EXERCISE DESCRIPTION - Every record that follows should be written out word for word; the pictures stay out.

DATASET RECORDS -
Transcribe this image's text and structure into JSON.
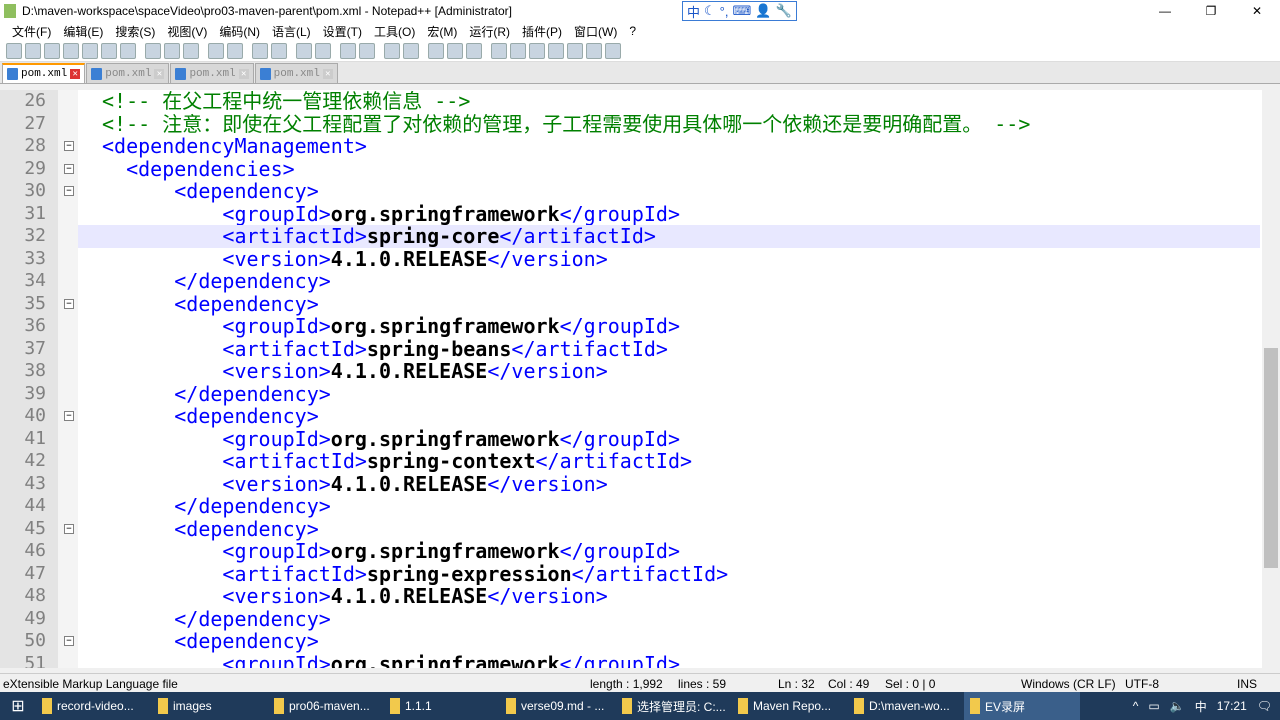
{
  "window": {
    "title": "D:\\maven-workspace\\spaceVideo\\pro03-maven-parent\\pom.xml - Notepad++ [Administrator]"
  },
  "ime": [
    "中",
    "☾",
    "°,",
    "⌨",
    "👤",
    "🔧"
  ],
  "menu": [
    "文件(F)",
    "编辑(E)",
    "搜索(S)",
    "视图(V)",
    "编码(N)",
    "语言(L)",
    "设置(T)",
    "工具(O)",
    "宏(M)",
    "运行(R)",
    "插件(P)",
    "窗口(W)",
    "?"
  ],
  "tabs": [
    {
      "label": "pom.xml",
      "active": true
    },
    {
      "label": "pom.xml"
    },
    {
      "label": "pom.xml"
    },
    {
      "label": "pom.xml"
    }
  ],
  "editor": {
    "current_line": 32,
    "lines": [
      {
        "n": 26,
        "ind": 0,
        "p": [
          [
            "cmt",
            "<!-- 在父工程中统一管理依赖信息 -->"
          ]
        ]
      },
      {
        "n": 27,
        "ind": 0,
        "p": [
          [
            "cmt",
            "<!-- 注意：即使在父工程配置了对依赖的管理，子工程需要使用具体哪一个依赖还是要明确配置。 -->"
          ]
        ]
      },
      {
        "n": 28,
        "ind": 0,
        "fold": "-",
        "p": [
          [
            "tag",
            "<dependencyManagement>"
          ]
        ]
      },
      {
        "n": 29,
        "ind": 2,
        "fold": "-",
        "p": [
          [
            "tag",
            "<dependencies>"
          ]
        ]
      },
      {
        "n": 30,
        "ind": 6,
        "fold": "-",
        "p": [
          [
            "tag",
            "<dependency>"
          ]
        ]
      },
      {
        "n": 31,
        "ind": 10,
        "p": [
          [
            "tag",
            "<groupId>"
          ],
          [
            "txt",
            "org.springframework"
          ],
          [
            "tag",
            "</groupId>"
          ]
        ]
      },
      {
        "n": 32,
        "ind": 10,
        "p": [
          [
            "tag",
            "<artifactId>"
          ],
          [
            "txt",
            "spring-core"
          ],
          [
            "tag",
            "</artifactId>"
          ]
        ]
      },
      {
        "n": 33,
        "ind": 10,
        "p": [
          [
            "tag",
            "<version>"
          ],
          [
            "txt",
            "4.1.0.RELEASE"
          ],
          [
            "tag",
            "</version>"
          ]
        ]
      },
      {
        "n": 34,
        "ind": 6,
        "p": [
          [
            "tag",
            "</dependency>"
          ]
        ]
      },
      {
        "n": 35,
        "ind": 6,
        "fold": "-",
        "p": [
          [
            "tag",
            "<dependency>"
          ]
        ]
      },
      {
        "n": 36,
        "ind": 10,
        "p": [
          [
            "tag",
            "<groupId>"
          ],
          [
            "txt",
            "org.springframework"
          ],
          [
            "tag",
            "</groupId>"
          ]
        ]
      },
      {
        "n": 37,
        "ind": 10,
        "p": [
          [
            "tag",
            "<artifactId>"
          ],
          [
            "txt",
            "spring-beans"
          ],
          [
            "tag",
            "</artifactId>"
          ]
        ]
      },
      {
        "n": 38,
        "ind": 10,
        "p": [
          [
            "tag",
            "<version>"
          ],
          [
            "txt",
            "4.1.0.RELEASE"
          ],
          [
            "tag",
            "</version>"
          ]
        ]
      },
      {
        "n": 39,
        "ind": 6,
        "p": [
          [
            "tag",
            "</dependency>"
          ]
        ]
      },
      {
        "n": 40,
        "ind": 6,
        "fold": "-",
        "p": [
          [
            "tag",
            "<dependency>"
          ]
        ]
      },
      {
        "n": 41,
        "ind": 10,
        "p": [
          [
            "tag",
            "<groupId>"
          ],
          [
            "txt",
            "org.springframework"
          ],
          [
            "tag",
            "</groupId>"
          ]
        ]
      },
      {
        "n": 42,
        "ind": 10,
        "p": [
          [
            "tag",
            "<artifactId>"
          ],
          [
            "txt",
            "spring-context"
          ],
          [
            "tag",
            "</artifactId>"
          ]
        ]
      },
      {
        "n": 43,
        "ind": 10,
        "p": [
          [
            "tag",
            "<version>"
          ],
          [
            "txt",
            "4.1.0.RELEASE"
          ],
          [
            "tag",
            "</version>"
          ]
        ]
      },
      {
        "n": 44,
        "ind": 6,
        "p": [
          [
            "tag",
            "</dependency>"
          ]
        ]
      },
      {
        "n": 45,
        "ind": 6,
        "fold": "-",
        "p": [
          [
            "tag",
            "<dependency>"
          ]
        ]
      },
      {
        "n": 46,
        "ind": 10,
        "p": [
          [
            "tag",
            "<groupId>"
          ],
          [
            "txt",
            "org.springframework"
          ],
          [
            "tag",
            "</groupId>"
          ]
        ]
      },
      {
        "n": 47,
        "ind": 10,
        "p": [
          [
            "tag",
            "<artifactId>"
          ],
          [
            "txt",
            "spring-expression"
          ],
          [
            "tag",
            "</artifactId>"
          ]
        ]
      },
      {
        "n": 48,
        "ind": 10,
        "p": [
          [
            "tag",
            "<version>"
          ],
          [
            "txt",
            "4.1.0.RELEASE"
          ],
          [
            "tag",
            "</version>"
          ]
        ]
      },
      {
        "n": 49,
        "ind": 6,
        "p": [
          [
            "tag",
            "</dependency>"
          ]
        ]
      },
      {
        "n": 50,
        "ind": 6,
        "fold": "-",
        "p": [
          [
            "tag",
            "<dependency>"
          ]
        ]
      },
      {
        "n": 51,
        "ind": 10,
        "p": [
          [
            "tag",
            "<groupId>"
          ],
          [
            "txt",
            "org.springframework"
          ],
          [
            "tag",
            "</groupId>"
          ]
        ]
      }
    ]
  },
  "status": {
    "filetype": "eXtensible Markup Language file",
    "length": "length : 1,992",
    "lines": "lines : 59",
    "ln": "Ln : 32",
    "col": "Col : 49",
    "sel": "Sel : 0 | 0",
    "eol": "Windows (CR LF)",
    "encoding": "UTF-8",
    "mode": "INS"
  },
  "taskbar": {
    "items": [
      "record-video...",
      "images",
      "pro06-maven...",
      "1.1.1",
      "verse09.md - ...",
      "选择管理员: C:...",
      "Maven Repo...",
      "D:\\maven-wo...",
      "EV录屏"
    ],
    "active": 8,
    "ime": "中",
    "time": "17:21"
  }
}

YOUR SOLUTION -
Transcribe this image's text and structure into JSON.
{
  "window": {
    "title": "D:\\maven-workspace\\spaceVideo\\pro03-maven-parent\\pom.xml - Notepad++ [Administrator]"
  },
  "ime": [
    "中",
    "☾",
    "°,",
    "⌨",
    "👤",
    "🔧"
  ],
  "menu": [
    "文件(F)",
    "编辑(E)",
    "搜索(S)",
    "视图(V)",
    "编码(N)",
    "语言(L)",
    "设置(T)",
    "工具(O)",
    "宏(M)",
    "运行(R)",
    "插件(P)",
    "窗口(W)",
    "?"
  ],
  "tabs": [
    {
      "label": "pom.xml",
      "active": true
    },
    {
      "label": "pom.xml"
    },
    {
      "label": "pom.xml"
    },
    {
      "label": "pom.xml"
    }
  ],
  "editor": {
    "current_line": 32,
    "lines": [
      {
        "n": 26,
        "ind": 0,
        "p": [
          [
            "cmt",
            "<!-- 在父工程中统一管理依赖信息 -->"
          ]
        ]
      },
      {
        "n": 27,
        "ind": 0,
        "p": [
          [
            "cmt",
            "<!-- 注意：即使在父工程配置了对依赖的管理，子工程需要使用具体哪一个依赖还是要明确配置。 -->"
          ]
        ]
      },
      {
        "n": 28,
        "ind": 0,
        "fold": "-",
        "p": [
          [
            "tag",
            "<dependencyManagement>"
          ]
        ]
      },
      {
        "n": 29,
        "ind": 2,
        "fold": "-",
        "p": [
          [
            "tag",
            "<dependencies>"
          ]
        ]
      },
      {
        "n": 30,
        "ind": 6,
        "fold": "-",
        "p": [
          [
            "tag",
            "<dependency>"
          ]
        ]
      },
      {
        "n": 31,
        "ind": 10,
        "p": [
          [
            "tag",
            "<groupId>"
          ],
          [
            "txt",
            "org.springframework"
          ],
          [
            "tag",
            "</groupId>"
          ]
        ]
      },
      {
        "n": 32,
        "ind": 10,
        "p": [
          [
            "tag",
            "<artifactId>"
          ],
          [
            "txt",
            "spring-core"
          ],
          [
            "tag",
            "</artifactId>"
          ]
        ]
      },
      {
        "n": 33,
        "ind": 10,
        "p": [
          [
            "tag",
            "<version>"
          ],
          [
            "txt",
            "4.1.0.RELEASE"
          ],
          [
            "tag",
            "</version>"
          ]
        ]
      },
      {
        "n": 34,
        "ind": 6,
        "p": [
          [
            "tag",
            "</dependency>"
          ]
        ]
      },
      {
        "n": 35,
        "ind": 6,
        "fold": "-",
        "p": [
          [
            "tag",
            "<dependency>"
          ]
        ]
      },
      {
        "n": 36,
        "ind": 10,
        "p": [
          [
            "tag",
            "<groupId>"
          ],
          [
            "txt",
            "org.springframework"
          ],
          [
            "tag",
            "</groupId>"
          ]
        ]
      },
      {
        "n": 37,
        "ind": 10,
        "p": [
          [
            "tag",
            "<artifactId>"
          ],
          [
            "txt",
            "spring-beans"
          ],
          [
            "tag",
            "</artifactId>"
          ]
        ]
      },
      {
        "n": 38,
        "ind": 10,
        "p": [
          [
            "tag",
            "<version>"
          ],
          [
            "txt",
            "4.1.0.RELEASE"
          ],
          [
            "tag",
            "</version>"
          ]
        ]
      },
      {
        "n": 39,
        "ind": 6,
        "p": [
          [
            "tag",
            "</dependency>"
          ]
        ]
      },
      {
        "n": 40,
        "ind": 6,
        "fold": "-",
        "p": [
          [
            "tag",
            "<dependency>"
          ]
        ]
      },
      {
        "n": 41,
        "ind": 10,
        "p": [
          [
            "tag",
            "<groupId>"
          ],
          [
            "txt",
            "org.springframework"
          ],
          [
            "tag",
            "</groupId>"
          ]
        ]
      },
      {
        "n": 42,
        "ind": 10,
        "p": [
          [
            "tag",
            "<artifactId>"
          ],
          [
            "txt",
            "spring-context"
          ],
          [
            "tag",
            "</artifactId>"
          ]
        ]
      },
      {
        "n": 43,
        "ind": 10,
        "p": [
          [
            "tag",
            "<version>"
          ],
          [
            "txt",
            "4.1.0.RELEASE"
          ],
          [
            "tag",
            "</version>"
          ]
        ]
      },
      {
        "n": 44,
        "ind": 6,
        "p": [
          [
            "tag",
            "</dependency>"
          ]
        ]
      },
      {
        "n": 45,
        "ind": 6,
        "fold": "-",
        "p": [
          [
            "tag",
            "<dependency>"
          ]
        ]
      },
      {
        "n": 46,
        "ind": 10,
        "p": [
          [
            "tag",
            "<groupId>"
          ],
          [
            "txt",
            "org.springframework"
          ],
          [
            "tag",
            "</groupId>"
          ]
        ]
      },
      {
        "n": 47,
        "ind": 10,
        "p": [
          [
            "tag",
            "<artifactId>"
          ],
          [
            "txt",
            "spring-expression"
          ],
          [
            "tag",
            "</artifactId>"
          ]
        ]
      },
      {
        "n": 48,
        "ind": 10,
        "p": [
          [
            "tag",
            "<version>"
          ],
          [
            "txt",
            "4.1.0.RELEASE"
          ],
          [
            "tag",
            "</version>"
          ]
        ]
      },
      {
        "n": 49,
        "ind": 6,
        "p": [
          [
            "tag",
            "</dependency>"
          ]
        ]
      },
      {
        "n": 50,
        "ind": 6,
        "fold": "-",
        "p": [
          [
            "tag",
            "<dependency>"
          ]
        ]
      },
      {
        "n": 51,
        "ind": 10,
        "p": [
          [
            "tag",
            "<groupId>"
          ],
          [
            "txt",
            "org.springframework"
          ],
          [
            "tag",
            "</groupId>"
          ]
        ]
      }
    ]
  },
  "status": {
    "filetype": "eXtensible Markup Language file",
    "length": "length : 1,992",
    "lines": "lines : 59",
    "ln": "Ln : 32",
    "col": "Col : 49",
    "sel": "Sel : 0 | 0",
    "eol": "Windows (CR LF)",
    "encoding": "UTF-8",
    "mode": "INS"
  },
  "taskbar": {
    "items": [
      "record-video...",
      "images",
      "pro06-maven...",
      "1.1.1",
      "verse09.md - ...",
      "选择管理员: C:...",
      "Maven Repo...",
      "D:\\maven-wo...",
      "EV录屏"
    ],
    "active": 8,
    "ime": "中",
    "time": "17:21"
  }
}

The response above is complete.